_Exercise requirements_
Among the records, how many lines contain "title"? Only the number is needed.

### Data to process

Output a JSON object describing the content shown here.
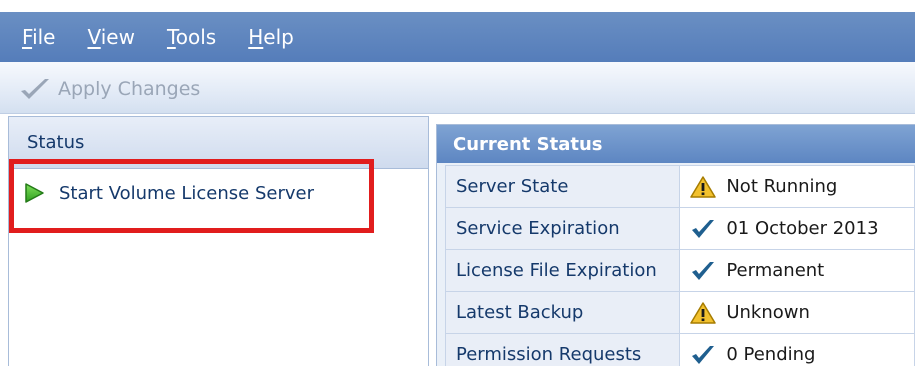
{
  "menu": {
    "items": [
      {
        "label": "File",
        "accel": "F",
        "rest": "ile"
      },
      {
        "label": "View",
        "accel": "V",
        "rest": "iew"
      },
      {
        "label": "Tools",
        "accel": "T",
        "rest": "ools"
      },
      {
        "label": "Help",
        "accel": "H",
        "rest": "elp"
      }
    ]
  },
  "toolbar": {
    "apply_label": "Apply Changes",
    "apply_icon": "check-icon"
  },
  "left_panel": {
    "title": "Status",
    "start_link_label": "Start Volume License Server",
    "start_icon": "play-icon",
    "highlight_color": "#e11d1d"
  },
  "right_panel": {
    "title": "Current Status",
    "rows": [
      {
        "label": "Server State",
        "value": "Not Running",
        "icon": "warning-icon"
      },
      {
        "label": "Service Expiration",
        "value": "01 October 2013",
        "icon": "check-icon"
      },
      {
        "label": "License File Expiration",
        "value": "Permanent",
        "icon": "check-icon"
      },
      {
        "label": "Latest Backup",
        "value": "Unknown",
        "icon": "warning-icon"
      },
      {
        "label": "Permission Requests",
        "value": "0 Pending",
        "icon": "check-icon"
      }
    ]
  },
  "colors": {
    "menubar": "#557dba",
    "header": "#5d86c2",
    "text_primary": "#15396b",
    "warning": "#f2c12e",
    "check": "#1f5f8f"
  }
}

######
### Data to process

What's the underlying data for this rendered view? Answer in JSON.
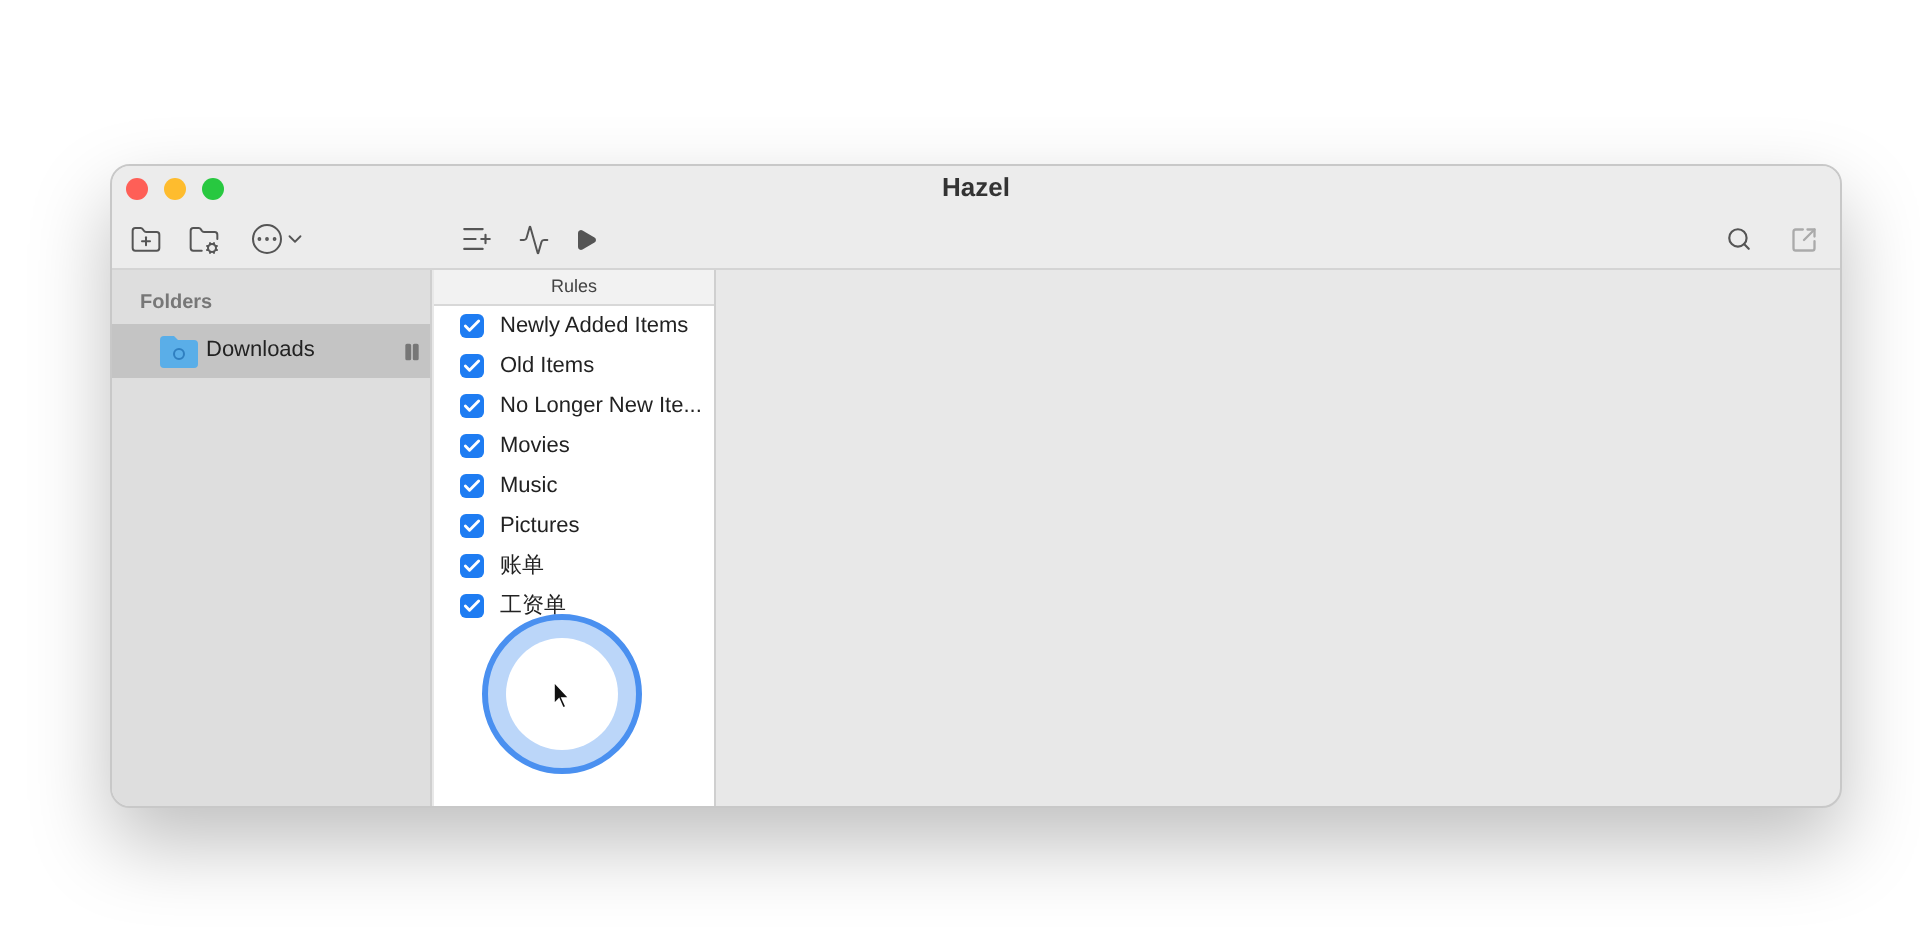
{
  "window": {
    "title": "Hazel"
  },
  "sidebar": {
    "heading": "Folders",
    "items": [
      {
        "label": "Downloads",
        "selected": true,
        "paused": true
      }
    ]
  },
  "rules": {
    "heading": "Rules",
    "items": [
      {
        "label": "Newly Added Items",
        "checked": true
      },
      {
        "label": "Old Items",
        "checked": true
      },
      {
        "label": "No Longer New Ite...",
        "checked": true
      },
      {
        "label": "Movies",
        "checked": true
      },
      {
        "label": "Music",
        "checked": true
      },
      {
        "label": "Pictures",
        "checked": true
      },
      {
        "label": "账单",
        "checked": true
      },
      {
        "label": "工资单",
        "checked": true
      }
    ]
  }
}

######

_Task solution_
3